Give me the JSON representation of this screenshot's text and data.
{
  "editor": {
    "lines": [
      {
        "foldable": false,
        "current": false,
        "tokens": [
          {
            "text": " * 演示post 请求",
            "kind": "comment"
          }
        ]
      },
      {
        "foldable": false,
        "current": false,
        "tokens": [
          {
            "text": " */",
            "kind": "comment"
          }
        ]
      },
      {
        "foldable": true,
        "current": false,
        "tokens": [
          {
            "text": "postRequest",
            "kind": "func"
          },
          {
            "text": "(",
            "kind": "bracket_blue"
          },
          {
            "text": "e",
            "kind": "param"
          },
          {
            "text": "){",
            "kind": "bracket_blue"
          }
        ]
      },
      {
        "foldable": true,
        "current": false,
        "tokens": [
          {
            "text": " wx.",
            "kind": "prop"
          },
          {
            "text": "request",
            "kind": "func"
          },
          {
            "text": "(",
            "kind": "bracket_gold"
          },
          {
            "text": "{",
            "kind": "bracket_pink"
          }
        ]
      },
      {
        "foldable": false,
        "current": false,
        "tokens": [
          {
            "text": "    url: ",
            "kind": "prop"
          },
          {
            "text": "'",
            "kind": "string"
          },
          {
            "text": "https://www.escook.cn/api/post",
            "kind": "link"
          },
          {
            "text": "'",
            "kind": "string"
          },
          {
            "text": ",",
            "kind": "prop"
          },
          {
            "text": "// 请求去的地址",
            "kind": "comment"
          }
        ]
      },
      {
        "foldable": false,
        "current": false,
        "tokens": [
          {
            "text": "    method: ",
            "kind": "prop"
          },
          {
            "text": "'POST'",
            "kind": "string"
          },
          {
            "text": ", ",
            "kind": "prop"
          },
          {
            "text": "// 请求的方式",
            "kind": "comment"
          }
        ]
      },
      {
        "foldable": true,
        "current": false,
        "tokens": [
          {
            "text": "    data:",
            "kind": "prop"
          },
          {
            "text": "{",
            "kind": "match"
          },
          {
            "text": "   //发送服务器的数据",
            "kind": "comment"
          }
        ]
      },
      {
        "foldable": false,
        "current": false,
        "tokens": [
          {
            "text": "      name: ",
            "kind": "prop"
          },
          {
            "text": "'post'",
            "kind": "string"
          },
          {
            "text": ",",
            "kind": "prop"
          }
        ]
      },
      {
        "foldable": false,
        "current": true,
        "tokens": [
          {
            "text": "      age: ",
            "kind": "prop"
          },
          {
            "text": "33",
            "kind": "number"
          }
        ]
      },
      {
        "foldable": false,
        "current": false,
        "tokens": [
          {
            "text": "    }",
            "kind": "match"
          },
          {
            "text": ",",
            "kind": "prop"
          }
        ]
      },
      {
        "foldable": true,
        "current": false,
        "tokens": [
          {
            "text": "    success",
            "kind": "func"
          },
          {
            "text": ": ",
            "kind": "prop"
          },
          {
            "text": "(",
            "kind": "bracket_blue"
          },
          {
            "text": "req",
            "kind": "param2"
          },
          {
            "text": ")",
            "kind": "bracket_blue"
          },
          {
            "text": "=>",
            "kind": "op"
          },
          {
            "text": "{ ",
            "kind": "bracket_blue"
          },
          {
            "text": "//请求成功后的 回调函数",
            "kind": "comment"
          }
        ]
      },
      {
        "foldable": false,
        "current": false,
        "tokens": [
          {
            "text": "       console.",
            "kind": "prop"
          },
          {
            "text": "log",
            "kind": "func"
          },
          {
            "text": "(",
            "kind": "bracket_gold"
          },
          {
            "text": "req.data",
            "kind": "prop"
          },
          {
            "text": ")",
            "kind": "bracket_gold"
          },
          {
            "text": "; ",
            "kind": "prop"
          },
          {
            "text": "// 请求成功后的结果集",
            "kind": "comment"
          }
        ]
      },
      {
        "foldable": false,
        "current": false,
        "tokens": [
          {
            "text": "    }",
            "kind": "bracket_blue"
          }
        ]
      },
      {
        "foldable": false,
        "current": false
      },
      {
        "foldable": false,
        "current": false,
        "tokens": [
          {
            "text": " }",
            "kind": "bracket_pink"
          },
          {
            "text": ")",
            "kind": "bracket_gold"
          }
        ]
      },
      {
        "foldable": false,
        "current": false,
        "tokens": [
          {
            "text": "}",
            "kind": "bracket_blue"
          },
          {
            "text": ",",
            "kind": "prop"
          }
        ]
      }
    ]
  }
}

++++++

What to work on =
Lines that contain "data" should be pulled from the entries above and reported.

Solution =
Give me the JSON representation of this screenshot's text and data.
            "text": "    data:",
            "text": "req.data",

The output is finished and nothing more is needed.